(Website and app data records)
○ ○ ○ ○
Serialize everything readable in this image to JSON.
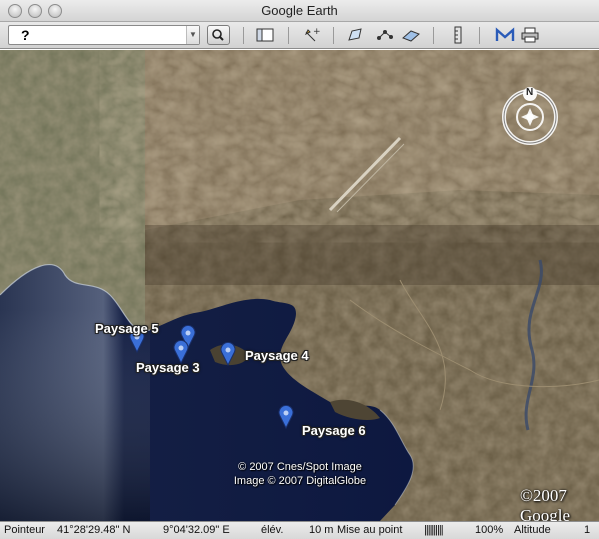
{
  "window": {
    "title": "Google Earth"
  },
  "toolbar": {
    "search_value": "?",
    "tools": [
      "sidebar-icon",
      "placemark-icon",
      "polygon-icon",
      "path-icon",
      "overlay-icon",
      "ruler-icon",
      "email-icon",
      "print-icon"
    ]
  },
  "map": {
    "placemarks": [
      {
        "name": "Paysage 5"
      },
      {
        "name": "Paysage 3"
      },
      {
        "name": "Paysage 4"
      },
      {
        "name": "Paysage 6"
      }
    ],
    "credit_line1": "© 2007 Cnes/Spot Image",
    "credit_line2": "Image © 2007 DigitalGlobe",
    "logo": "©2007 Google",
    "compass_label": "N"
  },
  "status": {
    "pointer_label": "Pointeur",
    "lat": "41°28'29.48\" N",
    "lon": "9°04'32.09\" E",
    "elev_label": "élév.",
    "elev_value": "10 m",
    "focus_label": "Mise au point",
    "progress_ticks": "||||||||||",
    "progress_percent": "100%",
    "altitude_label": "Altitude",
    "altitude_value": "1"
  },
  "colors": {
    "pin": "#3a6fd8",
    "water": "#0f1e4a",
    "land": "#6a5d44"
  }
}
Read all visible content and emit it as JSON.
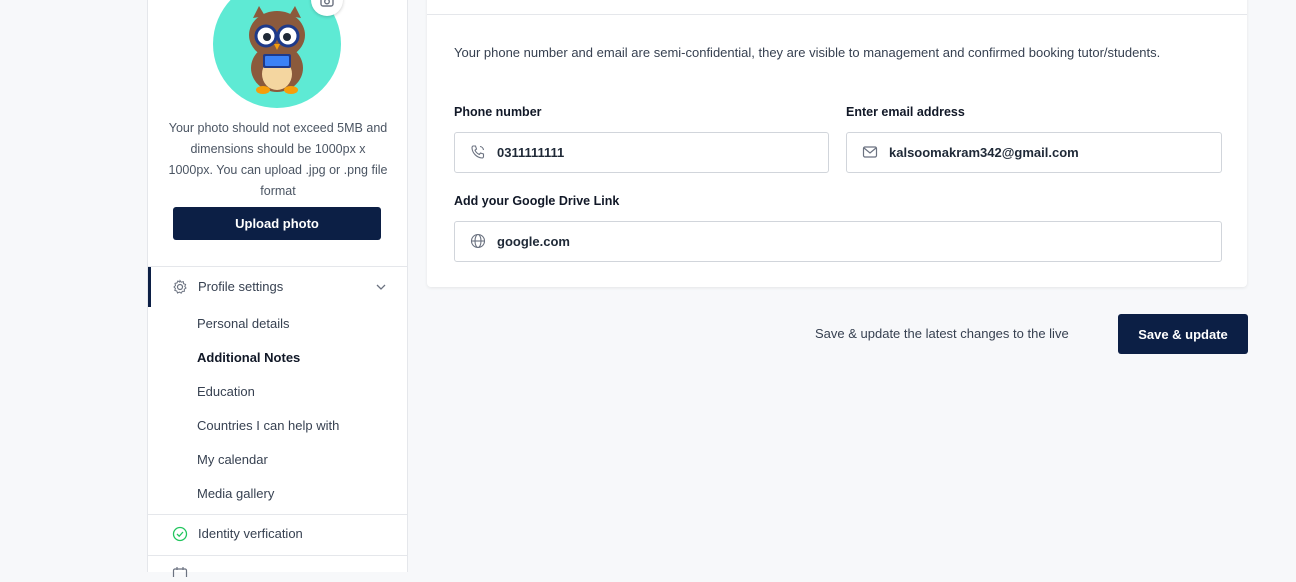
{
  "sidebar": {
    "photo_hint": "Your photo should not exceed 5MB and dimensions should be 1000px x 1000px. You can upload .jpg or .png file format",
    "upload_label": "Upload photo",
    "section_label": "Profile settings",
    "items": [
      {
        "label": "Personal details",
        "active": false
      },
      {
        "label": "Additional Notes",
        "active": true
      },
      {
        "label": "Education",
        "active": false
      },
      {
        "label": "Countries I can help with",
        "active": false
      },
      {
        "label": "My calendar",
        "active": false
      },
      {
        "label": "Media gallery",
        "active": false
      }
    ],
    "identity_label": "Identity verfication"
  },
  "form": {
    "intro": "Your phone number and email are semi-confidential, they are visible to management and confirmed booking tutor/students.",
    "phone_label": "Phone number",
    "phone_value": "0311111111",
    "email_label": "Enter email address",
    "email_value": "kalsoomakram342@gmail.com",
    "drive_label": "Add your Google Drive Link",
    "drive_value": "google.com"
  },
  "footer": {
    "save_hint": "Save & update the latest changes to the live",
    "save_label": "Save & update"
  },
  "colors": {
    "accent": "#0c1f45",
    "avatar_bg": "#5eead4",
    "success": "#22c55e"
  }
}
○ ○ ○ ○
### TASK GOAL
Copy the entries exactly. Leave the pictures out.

### ANSWER FOR THIS EXERCISE
Serialize everything readable in this image to JSON.
{
  "window": {
    "title": "Google Earth"
  },
  "toolbar": {
    "search_value": "?",
    "tools": [
      "sidebar-icon",
      "placemark-icon",
      "polygon-icon",
      "path-icon",
      "overlay-icon",
      "ruler-icon",
      "email-icon",
      "print-icon"
    ]
  },
  "map": {
    "placemarks": [
      {
        "name": "Paysage 5"
      },
      {
        "name": "Paysage 3"
      },
      {
        "name": "Paysage 4"
      },
      {
        "name": "Paysage 6"
      }
    ],
    "credit_line1": "© 2007 Cnes/Spot Image",
    "credit_line2": "Image © 2007 DigitalGlobe",
    "logo": "©2007 Google",
    "compass_label": "N"
  },
  "status": {
    "pointer_label": "Pointeur",
    "lat": "41°28'29.48\" N",
    "lon": "9°04'32.09\" E",
    "elev_label": "élév.",
    "elev_value": "10 m",
    "focus_label": "Mise au point",
    "progress_ticks": "||||||||||",
    "progress_percent": "100%",
    "altitude_label": "Altitude",
    "altitude_value": "1"
  },
  "colors": {
    "pin": "#3a6fd8",
    "water": "#0f1e4a",
    "land": "#6a5d44"
  }
}
Read all visible content and emit it as JSON.
{
  "sidebar": {
    "photo_hint": "Your photo should not exceed 5MB and dimensions should be 1000px x 1000px. You can upload .jpg or .png file format",
    "upload_label": "Upload photo",
    "section_label": "Profile settings",
    "items": [
      {
        "label": "Personal details",
        "active": false
      },
      {
        "label": "Additional Notes",
        "active": true
      },
      {
        "label": "Education",
        "active": false
      },
      {
        "label": "Countries I can help with",
        "active": false
      },
      {
        "label": "My calendar",
        "active": false
      },
      {
        "label": "Media gallery",
        "active": false
      }
    ],
    "identity_label": "Identity verfication"
  },
  "form": {
    "intro": "Your phone number and email are semi-confidential, they are visible to management and confirmed booking tutor/students.",
    "phone_label": "Phone number",
    "phone_value": "0311111111",
    "email_label": "Enter email address",
    "email_value": "kalsoomakram342@gmail.com",
    "drive_label": "Add your Google Drive Link",
    "drive_value": "google.com"
  },
  "footer": {
    "save_hint": "Save & update the latest changes to the live",
    "save_label": "Save & update"
  },
  "colors": {
    "accent": "#0c1f45",
    "avatar_bg": "#5eead4",
    "success": "#22c55e"
  }
}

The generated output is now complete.